### Problem to work on
Reproduce the entries in full. Exclude all images from the copy.

▼

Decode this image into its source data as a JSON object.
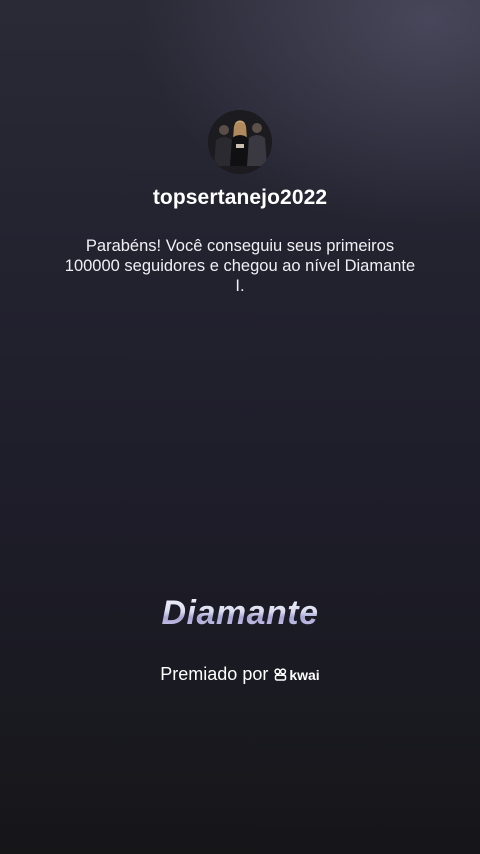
{
  "profile": {
    "username": "topsertanejo2022"
  },
  "message": "Parabéns! Você conseguiu seus primeiros 100000 seguidores e chegou ao nível Diamante I.",
  "level": {
    "title": "Diamante"
  },
  "award": {
    "label": "Premiado por",
    "brand_name": "kwai",
    "brand_icon": "kwai-logo-icon"
  },
  "colors": {
    "background_top": "#2a2a36",
    "background_bottom": "#161619",
    "text": "#ffffff"
  }
}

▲

### Output
Decode this image into its source data as a JSON object.
{
  "profile": {
    "username": "topsertanejo2022"
  },
  "message": "Parabéns! Você conseguiu seus primeiros 100000 seguidores e chegou ao nível Diamante I.",
  "level": {
    "title": "Diamante"
  },
  "award": {
    "label": "Premiado por",
    "brand_name": "kwai",
    "brand_icon": "kwai-logo-icon"
  },
  "colors": {
    "background_top": "#2a2a36",
    "background_bottom": "#161619",
    "text": "#ffffff"
  }
}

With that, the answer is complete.